Environmental Injustice in the District
By Artisha Naidu
Importance of Environmental Justice
With the recent murders of George Floyd, Ahmaud Arbery, and countless others, the nation has shifted much needed attention towards issues of racism and racial injustice. The two are systematically engrained into all sectors, including environmental. Countless studies have revealed the impacts of harmful discriminatory environmental policies that constantly plague communities of color. DC is no exception to this trend, environmental racism and injustice, byproducts of larger systems of racism and racial injustice, have damaged minorities and minority communities in the region for decades. Addressing and combatting environmental injustice in DC is imperative to rectifying racism that communities of color continue to experience. It is also important to advancing the quest for a clean and healthy environment. Read more about the importance of environmental justice here.
Environmental Racism in DC
Environmental racism has been prevalent in DC since the first European settlements. In the early 1600s, settlers seized land surrounding the Anacostia River from Native Americans to later develop into a tobacco plantation. After two centuries of growing tobacco using slave labor, the land was exhausted from intensive farming. In addition to pollution into the river from deforested land, industrial and military activity increased to further increase contamination. Since then, environmental racism against minority communities has only worsened. Modern-day segregation intensifies environmental racism in the District. Black-white racial segregation in DC was ranked the 6th worst in the nation in 2015. While the Black population has steadily decreased in DC over the past 50 years, racial concentrations have become more apparent. Wards 7 and 8 are the extremes of this trend with populations over 92% Black. Communities of color are often subjected to environmental injustice because they are the least likely to speak out against it. These communities usually lack access to legal information about their rights as well as connections to legislative decision-makers, such as those on zoning boards, that could protect their interests. Such blatant racism creates an atmosphere for environmental racism to run rampant.
DC’s predominately Black neighborhoods are extremely likely to experience environmental racism. For instance, the largest trash transfer stations are located in Ward 5’s minority communities. Residents not only have to deal with its stench and disease-carrying rodents, but transfer stations are also a source of airborne mercury pollution from trash such as broken light bulbs, medical waste, and batteries. The Anacostia River that surrounds Wards 7 and 8 is full of fecal bacteria, toxics, trash which increases risk of disease. In the late 1960s, a special governance structure was created to clean the Potomac River, which runs through wealthier areas, but no similar effort was made for the Anacostia. Furthermore, climate modeling suggests that Wards 7 and 8 are more vulnerable to heat waves, flooding, and storms. Although this is in part due to topography, these areas are more vulnerable because residents do not have access to personal transport, healthy food, and other services to respond to environmental crisis. Here are other cases of environmental racism in DC.
What You Can Do

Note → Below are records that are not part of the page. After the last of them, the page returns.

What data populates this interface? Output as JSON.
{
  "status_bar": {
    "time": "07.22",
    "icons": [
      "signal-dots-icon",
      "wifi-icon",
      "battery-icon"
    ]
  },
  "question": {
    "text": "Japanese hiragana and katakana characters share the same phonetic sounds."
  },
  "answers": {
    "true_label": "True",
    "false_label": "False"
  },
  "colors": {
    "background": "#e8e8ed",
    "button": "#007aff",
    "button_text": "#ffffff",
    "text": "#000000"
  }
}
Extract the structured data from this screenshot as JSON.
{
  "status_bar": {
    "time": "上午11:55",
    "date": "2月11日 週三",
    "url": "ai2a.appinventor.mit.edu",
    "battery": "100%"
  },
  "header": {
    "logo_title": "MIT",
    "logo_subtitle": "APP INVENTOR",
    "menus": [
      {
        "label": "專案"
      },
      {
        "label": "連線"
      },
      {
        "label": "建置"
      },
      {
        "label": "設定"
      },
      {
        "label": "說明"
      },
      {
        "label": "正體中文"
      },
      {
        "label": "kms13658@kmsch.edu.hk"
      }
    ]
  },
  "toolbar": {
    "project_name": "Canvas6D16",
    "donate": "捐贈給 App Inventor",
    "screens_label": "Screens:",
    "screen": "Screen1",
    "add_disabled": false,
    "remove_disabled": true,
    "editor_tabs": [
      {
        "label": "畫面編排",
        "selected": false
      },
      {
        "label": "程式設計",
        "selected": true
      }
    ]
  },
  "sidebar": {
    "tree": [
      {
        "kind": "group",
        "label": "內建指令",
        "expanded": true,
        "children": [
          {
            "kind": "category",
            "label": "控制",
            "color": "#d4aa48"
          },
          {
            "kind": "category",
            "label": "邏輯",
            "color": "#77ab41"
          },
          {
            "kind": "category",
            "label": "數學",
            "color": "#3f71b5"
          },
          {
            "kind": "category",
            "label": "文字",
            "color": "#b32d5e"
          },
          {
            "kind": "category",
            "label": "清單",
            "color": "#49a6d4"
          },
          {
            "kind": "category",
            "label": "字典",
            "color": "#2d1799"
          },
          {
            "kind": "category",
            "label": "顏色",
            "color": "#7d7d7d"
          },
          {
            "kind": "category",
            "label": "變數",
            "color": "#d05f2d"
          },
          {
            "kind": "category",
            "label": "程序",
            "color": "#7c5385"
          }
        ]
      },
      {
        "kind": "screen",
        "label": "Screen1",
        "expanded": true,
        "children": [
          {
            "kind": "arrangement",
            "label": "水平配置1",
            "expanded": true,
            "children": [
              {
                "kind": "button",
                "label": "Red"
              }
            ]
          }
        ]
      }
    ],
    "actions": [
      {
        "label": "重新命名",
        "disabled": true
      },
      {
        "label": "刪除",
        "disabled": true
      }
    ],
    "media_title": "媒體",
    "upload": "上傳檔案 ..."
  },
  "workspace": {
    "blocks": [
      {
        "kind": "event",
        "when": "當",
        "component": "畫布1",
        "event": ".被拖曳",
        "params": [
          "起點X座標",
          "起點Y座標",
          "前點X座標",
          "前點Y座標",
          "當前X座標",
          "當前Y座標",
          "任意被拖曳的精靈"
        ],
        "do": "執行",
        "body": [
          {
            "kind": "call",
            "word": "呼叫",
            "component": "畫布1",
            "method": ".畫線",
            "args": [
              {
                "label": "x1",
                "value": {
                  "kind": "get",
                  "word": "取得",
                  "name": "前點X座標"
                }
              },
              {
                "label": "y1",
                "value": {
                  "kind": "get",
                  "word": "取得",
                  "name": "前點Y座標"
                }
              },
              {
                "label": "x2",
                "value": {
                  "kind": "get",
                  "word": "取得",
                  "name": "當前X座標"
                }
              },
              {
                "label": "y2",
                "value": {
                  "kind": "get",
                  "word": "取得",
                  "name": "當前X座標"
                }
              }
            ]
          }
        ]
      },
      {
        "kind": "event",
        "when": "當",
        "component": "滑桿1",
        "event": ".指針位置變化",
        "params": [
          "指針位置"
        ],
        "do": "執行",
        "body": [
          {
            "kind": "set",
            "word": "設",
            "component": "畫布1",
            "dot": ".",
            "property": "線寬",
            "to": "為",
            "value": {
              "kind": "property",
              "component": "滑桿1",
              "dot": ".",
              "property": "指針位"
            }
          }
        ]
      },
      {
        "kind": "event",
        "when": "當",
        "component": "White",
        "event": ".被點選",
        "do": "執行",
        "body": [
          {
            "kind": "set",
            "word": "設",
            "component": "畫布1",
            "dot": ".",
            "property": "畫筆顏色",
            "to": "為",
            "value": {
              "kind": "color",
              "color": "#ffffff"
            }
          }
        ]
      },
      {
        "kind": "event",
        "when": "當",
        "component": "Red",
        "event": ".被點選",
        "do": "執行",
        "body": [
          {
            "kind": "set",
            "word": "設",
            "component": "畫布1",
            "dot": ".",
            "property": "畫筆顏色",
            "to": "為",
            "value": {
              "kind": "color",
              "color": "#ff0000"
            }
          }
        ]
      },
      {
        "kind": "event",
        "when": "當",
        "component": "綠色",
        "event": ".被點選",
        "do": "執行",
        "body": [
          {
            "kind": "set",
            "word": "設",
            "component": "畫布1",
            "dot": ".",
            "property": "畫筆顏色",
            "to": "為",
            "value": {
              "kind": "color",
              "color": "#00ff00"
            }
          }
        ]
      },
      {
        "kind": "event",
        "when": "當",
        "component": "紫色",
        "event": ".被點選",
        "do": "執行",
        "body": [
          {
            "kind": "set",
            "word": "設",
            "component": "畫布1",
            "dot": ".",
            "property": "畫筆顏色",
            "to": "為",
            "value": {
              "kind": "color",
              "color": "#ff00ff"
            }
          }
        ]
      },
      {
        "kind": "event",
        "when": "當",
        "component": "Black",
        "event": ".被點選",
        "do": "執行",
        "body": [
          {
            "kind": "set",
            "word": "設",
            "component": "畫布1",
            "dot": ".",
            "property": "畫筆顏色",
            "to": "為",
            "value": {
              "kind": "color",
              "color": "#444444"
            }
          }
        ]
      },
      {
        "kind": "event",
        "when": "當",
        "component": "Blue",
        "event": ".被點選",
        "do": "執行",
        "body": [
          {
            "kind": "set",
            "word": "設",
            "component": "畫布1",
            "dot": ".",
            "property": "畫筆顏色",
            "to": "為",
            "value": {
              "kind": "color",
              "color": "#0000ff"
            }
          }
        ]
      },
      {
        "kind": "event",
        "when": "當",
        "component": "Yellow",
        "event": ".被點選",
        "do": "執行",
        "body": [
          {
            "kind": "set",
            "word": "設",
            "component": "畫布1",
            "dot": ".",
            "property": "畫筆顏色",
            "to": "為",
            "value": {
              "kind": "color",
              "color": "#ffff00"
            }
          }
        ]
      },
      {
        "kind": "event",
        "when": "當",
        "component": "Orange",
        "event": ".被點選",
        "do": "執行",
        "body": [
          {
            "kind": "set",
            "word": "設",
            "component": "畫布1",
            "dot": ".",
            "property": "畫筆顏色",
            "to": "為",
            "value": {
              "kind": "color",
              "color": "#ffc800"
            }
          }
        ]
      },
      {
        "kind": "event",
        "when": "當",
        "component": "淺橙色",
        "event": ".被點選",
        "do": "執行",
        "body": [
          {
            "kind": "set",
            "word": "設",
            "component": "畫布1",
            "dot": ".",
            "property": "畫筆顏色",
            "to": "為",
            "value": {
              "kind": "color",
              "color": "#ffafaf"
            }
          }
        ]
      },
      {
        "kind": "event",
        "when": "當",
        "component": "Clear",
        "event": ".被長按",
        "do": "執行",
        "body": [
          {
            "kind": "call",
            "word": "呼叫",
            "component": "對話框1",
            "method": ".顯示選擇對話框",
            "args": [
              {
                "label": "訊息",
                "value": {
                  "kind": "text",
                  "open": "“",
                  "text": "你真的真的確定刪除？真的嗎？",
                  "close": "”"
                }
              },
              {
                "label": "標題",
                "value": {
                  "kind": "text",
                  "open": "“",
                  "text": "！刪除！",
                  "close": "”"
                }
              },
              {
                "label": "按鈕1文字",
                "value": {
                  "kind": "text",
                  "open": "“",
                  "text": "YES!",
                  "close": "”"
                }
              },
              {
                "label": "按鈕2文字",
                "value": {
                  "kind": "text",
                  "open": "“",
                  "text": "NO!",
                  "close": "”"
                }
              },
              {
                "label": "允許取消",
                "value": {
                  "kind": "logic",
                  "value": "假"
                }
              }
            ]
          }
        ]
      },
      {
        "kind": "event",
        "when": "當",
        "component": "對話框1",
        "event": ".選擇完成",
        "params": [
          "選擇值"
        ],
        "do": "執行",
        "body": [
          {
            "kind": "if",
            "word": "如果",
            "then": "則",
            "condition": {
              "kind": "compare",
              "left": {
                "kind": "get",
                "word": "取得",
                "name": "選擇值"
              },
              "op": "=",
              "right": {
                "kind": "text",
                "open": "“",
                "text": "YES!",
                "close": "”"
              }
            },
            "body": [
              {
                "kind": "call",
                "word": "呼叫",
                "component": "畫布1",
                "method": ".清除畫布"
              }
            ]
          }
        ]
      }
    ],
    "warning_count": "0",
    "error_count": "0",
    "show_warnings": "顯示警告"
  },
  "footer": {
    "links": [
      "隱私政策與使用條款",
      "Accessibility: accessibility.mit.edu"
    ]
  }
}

Environmental racism, and other byproducts of systemic racism, are prevalent in and out of DC. The time for action is now. Listed below are a few actionable steps you can take to impact environmental justice.
Talk about it – Bring up issues of environmental racism and injustice to your supervisors, peers, family, friends, and anyone else. Educating others will not only widen the reach of environmental racism’s platform, but also inspire others to take action against it.
Join the movement – The Environmental Justice Network, DC Climate Coalition, and Sierra Club are some organizations that are addressing environmental injustice locally. Join the movement to clean up the Anacostia. Here is a list of resource organizations combating environmental racism throughout the country.
Engage with local government officials – DC is holding general elections for Council Wards (at-large, 2, 4, 7, and 8), House Representative, Shadow Senator, and Shadow Representative on November 3, 2020. Call or write to candidates and elected officials to urge them to prioritize environmental justice in DC (tips for writing letters).
Here are additional ways to support the environmental justice movement.
Artisha Naidu is an incoming Government and Public Sector Consultant with Deloitte LLC. She has an extensive background in energy, environmental sustainability, and urban policy. In her spare time, Artisha is launching the Girls’ Leadership Apprenticeship and Mentorship (GLAM) Program, which provides workforce development to high school girls in Ward 8 of D.C. She also tutors youth from disadvantaged communities and is a Community Outreach Coordinator for IMPACT Now.
 Wiener, Aaron. “D.C. Is One of the Most Segregated Cities in America.” Washington City Paper, 2015, www.washingtoncitypaper.com/news/housing-complex/blog/13124668/d-c-is-one-of-the-most-segregated-cities-in-america.
 March 17, 2016 Renee Skelton and Vernice Miller. “The Environmental Justice Movement.” NRDC, 2 June 2020, www.nrdc.org/stories/environmental-justice-movement.